The formulation of the Composite Operator Method(*COM*) and some general results are given in
Refs. [1,2,3,4,5,6,7,8,9].

The *COM* formulation is based on the following points:

- The old schemes, based on the perturbation expansion, are absolutely
inadequate to describe the new physics coming out from the recent
experiments. The appropriate description of a strongly correlated
system must be obtained in terms of some
*new particles*coming out by the interactions and whose properties should be fixed by a self-consistent procedure [1,4,5]. - The microscopic level, where we are concerned with the operators, and the macroscopic level, where we are concerned with the averages, are intimately connected [2,4,5,7].

The first point above is well known and has been crystallized in
many formulations (the projection method is one example
[10,11,12,13]; the dynamical map and
the rearrangement of symmetry, formulated by H. Umezawa and
collaborators, is another one [14]). The
latter point, instead, is genuine and really new. It appears as an
obvious statement, but we think that no much attention has been
paid to it in the literature. For instance, when we use the
Green's function formalism, we must specify the Hilbert space we
are considering. The field equations give relations among the
matrix elements, but they are not sufficient to uniquely determine
the Green's function. The relations among the operators, coming
from the algebra and the *boundary conditions*, must be
implemented to correctly choose the right Hilbert space. This can
be done by determining the parameters not bounded by the dynamics
in such a way that the Hilbert space has the right properties to
conserve the relations among matrix elements imposed by symmetry
conditions. In particular, the chosen representation should not
violate the symmetry required by the Pauli principle. By Pauli
principle we mean all the relations among operators dictated by
the algebra.

The issue of ergodicity [15,16,17] is also relevant. In general, in the analysis of the two-point Green's function the so-called ergodicity constants naturally appear.
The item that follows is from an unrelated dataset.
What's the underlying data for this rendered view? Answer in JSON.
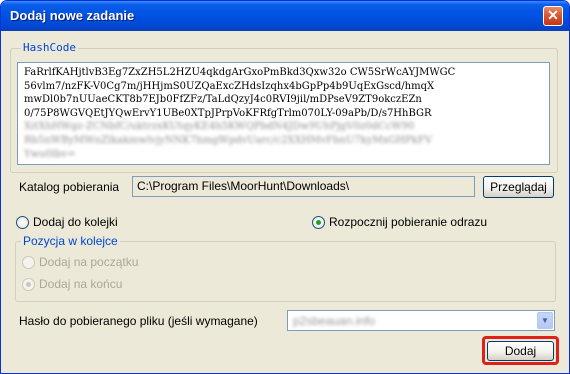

These constant are not present in the spectral functions and cannot be determined by the dynamics. While in the existing literature it is common to assume the ergodicity of the dynamics of all quantities, we have shown [7] that this is not always the case. In a fully self-consistent scheme the ergodicity constants must be calculated case by case. The non-ergodicity of the bosonic dynamics, in the bulk systems too, cannot be ruled out a priori. Again, the proper representation will fix the value of the ergodicity constants.

We have explicitly shown [7] that this formulation gives the exact answer when we consider solvable models like small clusters. In this latter case, the ergodicity issue appears really relevant as the non-ergodicity of the bosonic dynamics is a direct consequence of the discreteness of the energy levels.

The self-consistent scheme of the *COM* has been solved
by using two approximations: the polar approximation
[2,4] and the two-site
approximation [3,18]. The
relation with other approaches has been discussed in
Refs. [4,6]. A generalization
of the polar approximation has been presented in
Ref. [8].

We have also formulated an extension of the *COM* which
is able to resolve coherent low-energy features embedded in a
broad high-energy background [9]. This
approach, namely the Asymptotic Field Approach(*AFA*), in a problem with more than one energy scale,
which is typical of strongly correlated systems, succeed to
capture low-energy features. It extends and improves upon the
Roth's method by combining the advantages of the methods based on
the equations of motion and the slave boson techniques. It is
worth noting that when there is an expansion parameter such as the
size of the group, or the size of the representation, this
approach can be formulated so as to reduce to the correct solution
in the exactly solvable limit.